-- Extracted records follows --
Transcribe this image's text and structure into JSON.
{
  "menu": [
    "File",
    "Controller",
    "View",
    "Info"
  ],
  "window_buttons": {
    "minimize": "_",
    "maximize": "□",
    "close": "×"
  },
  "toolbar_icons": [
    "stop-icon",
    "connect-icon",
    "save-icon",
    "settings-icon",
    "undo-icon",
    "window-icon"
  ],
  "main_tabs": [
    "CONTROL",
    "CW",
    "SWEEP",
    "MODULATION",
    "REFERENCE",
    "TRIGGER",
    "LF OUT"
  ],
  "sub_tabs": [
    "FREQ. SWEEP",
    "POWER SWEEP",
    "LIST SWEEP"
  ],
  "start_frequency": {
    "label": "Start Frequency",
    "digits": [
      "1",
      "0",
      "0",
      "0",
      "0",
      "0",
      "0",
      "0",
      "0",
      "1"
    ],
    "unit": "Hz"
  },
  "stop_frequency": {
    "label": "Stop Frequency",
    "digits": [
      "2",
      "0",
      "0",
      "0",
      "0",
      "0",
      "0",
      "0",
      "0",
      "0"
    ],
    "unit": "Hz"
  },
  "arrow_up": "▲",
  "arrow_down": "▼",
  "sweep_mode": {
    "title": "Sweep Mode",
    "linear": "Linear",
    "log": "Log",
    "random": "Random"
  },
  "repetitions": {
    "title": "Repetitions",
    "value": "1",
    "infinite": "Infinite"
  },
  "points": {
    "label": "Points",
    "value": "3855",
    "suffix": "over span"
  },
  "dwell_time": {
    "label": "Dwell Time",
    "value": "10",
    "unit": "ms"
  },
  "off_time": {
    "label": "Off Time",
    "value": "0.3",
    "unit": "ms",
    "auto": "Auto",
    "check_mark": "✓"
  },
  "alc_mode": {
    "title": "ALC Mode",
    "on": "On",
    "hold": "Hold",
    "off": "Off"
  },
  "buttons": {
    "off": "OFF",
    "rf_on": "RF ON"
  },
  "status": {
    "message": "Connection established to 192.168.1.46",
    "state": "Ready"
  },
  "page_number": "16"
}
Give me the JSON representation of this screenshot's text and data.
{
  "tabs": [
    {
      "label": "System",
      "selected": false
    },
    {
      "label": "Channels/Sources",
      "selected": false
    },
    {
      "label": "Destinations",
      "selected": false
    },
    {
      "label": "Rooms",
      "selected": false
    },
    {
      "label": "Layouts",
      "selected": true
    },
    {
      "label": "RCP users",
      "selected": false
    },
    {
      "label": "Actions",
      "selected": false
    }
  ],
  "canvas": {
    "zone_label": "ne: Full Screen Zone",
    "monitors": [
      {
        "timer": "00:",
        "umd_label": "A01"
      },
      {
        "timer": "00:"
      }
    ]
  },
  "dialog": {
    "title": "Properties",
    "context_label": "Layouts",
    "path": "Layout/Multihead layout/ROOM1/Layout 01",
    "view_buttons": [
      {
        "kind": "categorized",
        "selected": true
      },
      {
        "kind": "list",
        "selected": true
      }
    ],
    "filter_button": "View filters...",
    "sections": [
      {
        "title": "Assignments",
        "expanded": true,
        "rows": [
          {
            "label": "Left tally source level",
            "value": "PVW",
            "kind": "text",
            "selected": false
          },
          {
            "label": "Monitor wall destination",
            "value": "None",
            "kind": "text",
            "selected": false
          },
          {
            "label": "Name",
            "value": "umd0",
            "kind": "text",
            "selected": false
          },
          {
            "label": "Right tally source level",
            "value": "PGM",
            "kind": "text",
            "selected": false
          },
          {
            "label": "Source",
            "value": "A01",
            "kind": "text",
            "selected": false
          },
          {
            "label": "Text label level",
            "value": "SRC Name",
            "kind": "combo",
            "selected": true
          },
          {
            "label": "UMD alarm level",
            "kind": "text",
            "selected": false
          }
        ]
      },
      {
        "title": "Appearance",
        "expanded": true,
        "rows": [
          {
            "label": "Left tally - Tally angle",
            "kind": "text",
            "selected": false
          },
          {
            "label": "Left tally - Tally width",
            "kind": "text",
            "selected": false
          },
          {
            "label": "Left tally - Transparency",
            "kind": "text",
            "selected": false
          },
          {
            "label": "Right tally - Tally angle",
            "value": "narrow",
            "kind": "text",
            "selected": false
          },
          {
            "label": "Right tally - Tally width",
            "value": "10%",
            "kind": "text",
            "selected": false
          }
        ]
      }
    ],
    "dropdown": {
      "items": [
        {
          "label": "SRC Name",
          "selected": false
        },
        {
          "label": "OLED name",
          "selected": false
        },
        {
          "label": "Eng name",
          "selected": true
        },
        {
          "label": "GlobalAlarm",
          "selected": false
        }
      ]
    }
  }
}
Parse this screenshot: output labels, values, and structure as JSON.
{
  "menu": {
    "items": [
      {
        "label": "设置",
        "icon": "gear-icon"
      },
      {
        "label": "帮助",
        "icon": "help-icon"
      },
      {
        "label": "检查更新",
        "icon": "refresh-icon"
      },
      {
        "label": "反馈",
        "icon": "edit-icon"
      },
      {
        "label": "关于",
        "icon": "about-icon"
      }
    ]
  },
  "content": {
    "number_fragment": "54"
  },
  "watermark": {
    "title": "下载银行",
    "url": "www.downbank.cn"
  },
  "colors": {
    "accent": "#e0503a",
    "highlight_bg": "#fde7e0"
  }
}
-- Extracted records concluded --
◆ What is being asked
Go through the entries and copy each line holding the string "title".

◆ Answer to the exercise
    "title": "Sweep Mode",
    "title": "Repetitions",
    "title": "ALC Mode",
    "title": "Properties",
        "title": "Assignments",
        "title": "Appearance",
    "title": "下载银行",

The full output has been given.